**EXERCISE DESCRIPTION:** Output the data below exactly, without images.

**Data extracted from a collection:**
↓↓↓
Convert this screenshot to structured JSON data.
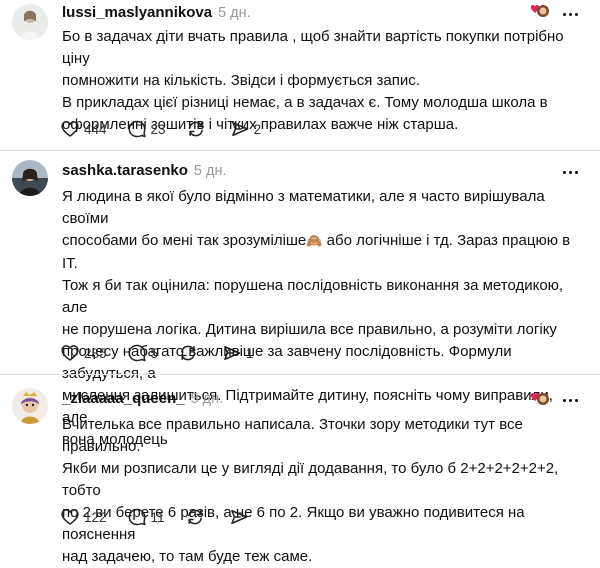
{
  "posts": [
    {
      "username": "lussi_maslyannikova",
      "time": "5 дн.",
      "lines": [
        "Бо в задачах діти вчать правила , щоб знайти вартість покупки потрібно ціну",
        "помножити на кількість. Звідси і формується запис.",
        "В прикладах цієї різниці немає, а в задачах є. Тому молодша школа в",
        "оформленні зошитів і чітких правилах важче ніж старша."
      ],
      "likes": "444",
      "comments": "23",
      "reposts": "",
      "shares": "2",
      "has_sticker": true
    },
    {
      "username": "sashka.tarasenko",
      "time": "5 дн.",
      "lines": [
        "Я людина в якої було відмінно з математики, але я часто вирішувала своїми",
        "способами бо мені так зрозуміліше",
        "або логічніше і тд. Зараз працюю в ІТ.",
        "Тож я би так оцінила: порушена послідовність виконання за методикою, але",
        "не порушена логіка. Дитина вирішила все правильно, а розуміти логіку",
        "процесу набагато важливіше за завчену послідовність. Формули забудуться, а",
        "мислення залишиться. Підтримайте дитину, поясніть чому виправили, але",
        "вона молодець"
      ],
      "emoji": "🙈",
      "likes": "285",
      "comments": "5",
      "reposts": "",
      "shares": "1",
      "has_sticker": false
    },
    {
      "username": "_zlaaaaa_queen_",
      "time": "5 дн.",
      "lines": [
        "Вчителька все правильно написала. Зточки зору методики тут все правильно.",
        "Якби ми розписали це у вигляді дії додавання, то було б 2+2+2+2+2+2, тобто",
        "по 2 ви берете 6 разів, а не 6 по 2. Якщо ви уважно подивитеся на пояснення",
        "над задачею, то там буде теж саме."
      ],
      "likes": "122",
      "comments": "11",
      "reposts": "",
      "shares": "",
      "has_sticker": true
    }
  ]
}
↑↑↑
**EXERCISE RESPONSE:**
Convert this screenshot to structured JSON data.
{
  "posts": [
    {
      "username": "lussi_maslyannikova",
      "time": "5 дн.",
      "lines": [
        "Бо в задачах діти вчать правила , щоб знайти вартість покупки потрібно ціну",
        "помножити на кількість. Звідси і формується запис.",
        "В прикладах цієї різниці немає, а в задачах є. Тому молодша школа в",
        "оформленні зошитів і чітких правилах важче ніж старша."
      ],
      "likes": "444",
      "comments": "23",
      "reposts": "",
      "shares": "2",
      "has_sticker": true
    },
    {
      "username": "sashka.tarasenko",
      "time": "5 дн.",
      "lines": [
        "Я людина в якої було відмінно з математики, але я часто вирішувала своїми",
        "способами бо мені так зрозуміліше",
        "або логічніше і тд. Зараз працюю в ІТ.",
        "Тож я би так оцінила: порушена послідовність виконання за методикою, але",
        "не порушена логіка. Дитина вирішила все правильно, а розуміти логіку",
        "процесу набагато важливіше за завчену послідовність. Формули забудуться, а",
        "мислення залишиться. Підтримайте дитину, поясніть чому виправили, але",
        "вона молодець"
      ],
      "emoji": "🙈",
      "likes": "285",
      "comments": "5",
      "reposts": "",
      "shares": "1",
      "has_sticker": false
    },
    {
      "username": "_zlaaaaa_queen_",
      "time": "5 дн.",
      "lines": [
        "Вчителька все правильно написала. Зточки зору методики тут все правильно.",
        "Якби ми розписали це у вигляді дії додавання, то було б 2+2+2+2+2+2, тобто",
        "по 2 ви берете 6 разів, а не 6 по 2. Якщо ви уважно подивитеся на пояснення",
        "над задачею, то там буде теж саме."
      ],
      "likes": "122",
      "comments": "11",
      "reposts": "",
      "shares": "",
      "has_sticker": true
    }
  ]
}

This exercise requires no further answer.